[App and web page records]
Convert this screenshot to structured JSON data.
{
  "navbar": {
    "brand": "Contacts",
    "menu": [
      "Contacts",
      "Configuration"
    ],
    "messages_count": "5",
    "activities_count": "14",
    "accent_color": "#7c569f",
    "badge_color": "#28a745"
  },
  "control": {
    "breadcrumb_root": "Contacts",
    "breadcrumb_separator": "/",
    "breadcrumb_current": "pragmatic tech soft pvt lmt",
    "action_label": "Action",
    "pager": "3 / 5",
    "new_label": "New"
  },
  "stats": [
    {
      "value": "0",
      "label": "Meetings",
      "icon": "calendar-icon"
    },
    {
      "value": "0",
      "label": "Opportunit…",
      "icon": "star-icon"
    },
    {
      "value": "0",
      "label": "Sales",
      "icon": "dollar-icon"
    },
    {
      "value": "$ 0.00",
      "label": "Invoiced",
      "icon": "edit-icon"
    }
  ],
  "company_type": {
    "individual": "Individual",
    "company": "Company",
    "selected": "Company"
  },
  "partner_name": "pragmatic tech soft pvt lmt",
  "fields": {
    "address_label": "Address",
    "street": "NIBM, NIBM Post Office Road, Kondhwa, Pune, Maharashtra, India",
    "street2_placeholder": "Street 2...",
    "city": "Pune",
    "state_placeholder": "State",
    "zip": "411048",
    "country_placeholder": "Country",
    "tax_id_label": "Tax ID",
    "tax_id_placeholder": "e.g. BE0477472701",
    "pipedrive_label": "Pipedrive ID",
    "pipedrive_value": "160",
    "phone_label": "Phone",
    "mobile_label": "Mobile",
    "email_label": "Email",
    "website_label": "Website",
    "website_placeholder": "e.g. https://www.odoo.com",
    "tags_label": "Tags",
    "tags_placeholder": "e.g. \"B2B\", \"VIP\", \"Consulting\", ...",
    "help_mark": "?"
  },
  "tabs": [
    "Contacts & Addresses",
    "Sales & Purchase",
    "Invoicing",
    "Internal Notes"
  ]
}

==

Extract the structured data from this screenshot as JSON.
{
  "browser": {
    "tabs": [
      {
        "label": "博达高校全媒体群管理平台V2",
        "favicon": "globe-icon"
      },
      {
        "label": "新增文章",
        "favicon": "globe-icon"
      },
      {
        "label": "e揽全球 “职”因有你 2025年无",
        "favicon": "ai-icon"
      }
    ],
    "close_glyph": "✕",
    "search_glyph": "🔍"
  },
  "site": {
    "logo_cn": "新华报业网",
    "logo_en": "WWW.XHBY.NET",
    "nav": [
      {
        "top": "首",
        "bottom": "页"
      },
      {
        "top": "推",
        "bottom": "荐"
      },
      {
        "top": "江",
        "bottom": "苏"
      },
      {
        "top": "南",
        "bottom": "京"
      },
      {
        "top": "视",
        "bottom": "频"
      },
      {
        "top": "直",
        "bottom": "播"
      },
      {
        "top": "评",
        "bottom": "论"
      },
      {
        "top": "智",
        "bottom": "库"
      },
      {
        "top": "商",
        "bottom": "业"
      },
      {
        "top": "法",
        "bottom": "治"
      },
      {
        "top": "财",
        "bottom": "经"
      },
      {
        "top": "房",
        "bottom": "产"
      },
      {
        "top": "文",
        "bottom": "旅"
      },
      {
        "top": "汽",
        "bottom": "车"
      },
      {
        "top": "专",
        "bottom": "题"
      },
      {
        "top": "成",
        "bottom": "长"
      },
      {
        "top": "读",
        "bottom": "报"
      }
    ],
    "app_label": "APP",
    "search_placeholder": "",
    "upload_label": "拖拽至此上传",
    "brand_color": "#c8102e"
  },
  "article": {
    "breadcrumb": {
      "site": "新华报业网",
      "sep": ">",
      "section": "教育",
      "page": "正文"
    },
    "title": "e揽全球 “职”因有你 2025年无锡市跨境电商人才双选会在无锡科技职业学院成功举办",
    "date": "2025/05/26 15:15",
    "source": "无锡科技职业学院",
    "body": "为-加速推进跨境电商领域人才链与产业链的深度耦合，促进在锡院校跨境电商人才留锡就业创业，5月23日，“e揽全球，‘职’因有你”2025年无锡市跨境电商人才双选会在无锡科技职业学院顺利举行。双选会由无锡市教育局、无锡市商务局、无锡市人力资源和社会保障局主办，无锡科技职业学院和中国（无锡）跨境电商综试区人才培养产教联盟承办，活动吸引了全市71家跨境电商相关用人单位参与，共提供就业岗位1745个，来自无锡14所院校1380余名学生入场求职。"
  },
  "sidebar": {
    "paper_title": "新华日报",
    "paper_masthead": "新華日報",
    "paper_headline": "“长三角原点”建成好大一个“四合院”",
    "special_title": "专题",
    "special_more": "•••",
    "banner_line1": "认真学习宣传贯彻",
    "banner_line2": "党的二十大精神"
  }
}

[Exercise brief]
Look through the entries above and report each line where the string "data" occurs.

[Finished exercise]
Convert this screenshot to structured JSON data.
Extract the structured data from this screenshot as JSON.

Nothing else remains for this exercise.